Please return each entry that follows exactly as given, but without pictures.

------------------------------------------------------------

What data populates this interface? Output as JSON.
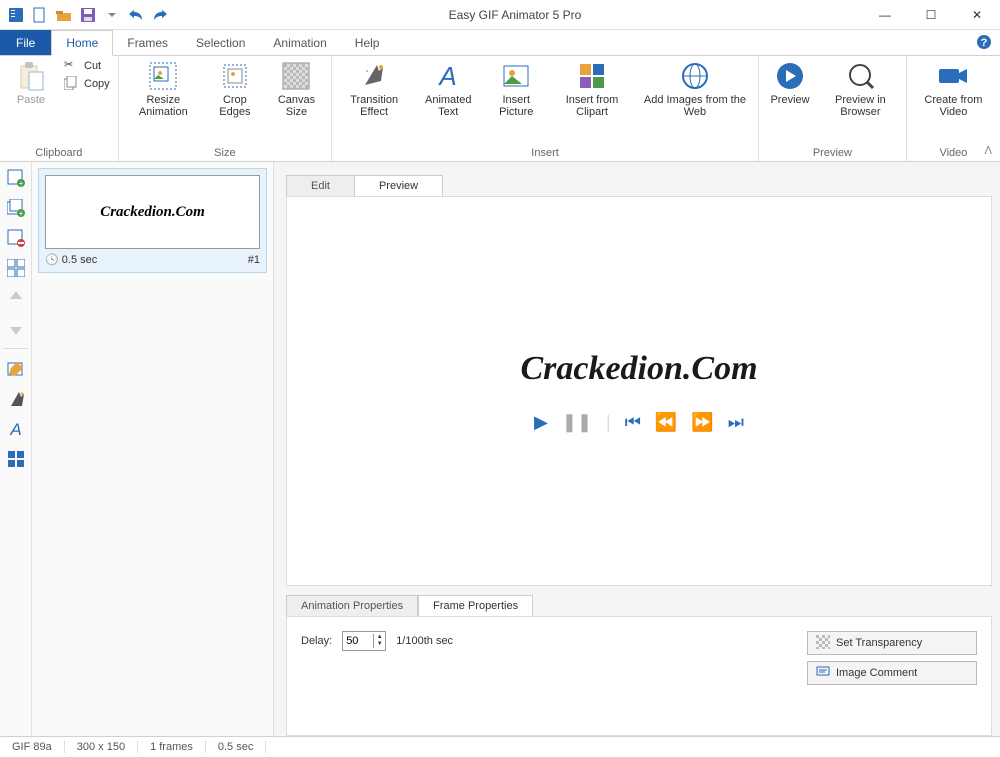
{
  "title": "Easy GIF Animator 5 Pro",
  "menu": {
    "file": "File",
    "tabs": [
      "Home",
      "Frames",
      "Selection",
      "Animation",
      "Help"
    ],
    "active": "Home"
  },
  "ribbon": {
    "clipboard": {
      "label": "Clipboard",
      "paste": "Paste",
      "cut": "Cut",
      "copy": "Copy"
    },
    "size": {
      "label": "Size",
      "resize": "Resize Animation",
      "crop": "Crop Edges",
      "canvas": "Canvas Size"
    },
    "insert": {
      "label": "Insert",
      "transition": "Transition Effect",
      "animtext": "Animated Text",
      "picture": "Insert Picture",
      "clipart": "Insert from Clipart",
      "web": "Add Images from the Web"
    },
    "preview": {
      "label": "Preview",
      "preview": "Preview",
      "browser": "Preview in Browser"
    },
    "video": {
      "label": "Video",
      "create": "Create from Video"
    }
  },
  "frames": {
    "thumb_text": "Crackedion.Com",
    "delay_display": "0.5 sec",
    "index": "#1"
  },
  "maintabs": {
    "edit": "Edit",
    "preview": "Preview"
  },
  "preview_text": "Crackedion.Com",
  "proptabs": {
    "anim": "Animation Properties",
    "frame": "Frame Properties"
  },
  "props": {
    "delay_label": "Delay:",
    "delay_value": "50",
    "delay_unit": "1/100th sec",
    "set_transparency": "Set Transparency",
    "image_comment": "Image Comment"
  },
  "status": {
    "format": "GIF 89a",
    "size": "300 x 150",
    "frames": "1 frames",
    "duration": "0.5 sec"
  }
}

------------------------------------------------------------

■ Output for this task
What data populates this interface? Output as JSON.
{
  "title": "Easy GIF Animator 5 Pro",
  "menu": {
    "file": "File",
    "tabs": [
      "Home",
      "Frames",
      "Selection",
      "Animation",
      "Help"
    ],
    "active": "Home"
  },
  "ribbon": {
    "clipboard": {
      "label": "Clipboard",
      "paste": "Paste",
      "cut": "Cut",
      "copy": "Copy"
    },
    "size": {
      "label": "Size",
      "resize": "Resize Animation",
      "crop": "Crop Edges",
      "canvas": "Canvas Size"
    },
    "insert": {
      "label": "Insert",
      "transition": "Transition Effect",
      "animtext": "Animated Text",
      "picture": "Insert Picture",
      "clipart": "Insert from Clipart",
      "web": "Add Images from the Web"
    },
    "preview": {
      "label": "Preview",
      "preview": "Preview",
      "browser": "Preview in Browser"
    },
    "video": {
      "label": "Video",
      "create": "Create from Video"
    }
  },
  "frames": {
    "thumb_text": "Crackedion.Com",
    "delay_display": "0.5 sec",
    "index": "#1"
  },
  "maintabs": {
    "edit": "Edit",
    "preview": "Preview"
  },
  "preview_text": "Crackedion.Com",
  "proptabs": {
    "anim": "Animation Properties",
    "frame": "Frame Properties"
  },
  "props": {
    "delay_label": "Delay:",
    "delay_value": "50",
    "delay_unit": "1/100th sec",
    "set_transparency": "Set Transparency",
    "image_comment": "Image Comment"
  },
  "status": {
    "format": "GIF 89a",
    "size": "300 x 150",
    "frames": "1 frames",
    "duration": "0.5 sec"
  }
}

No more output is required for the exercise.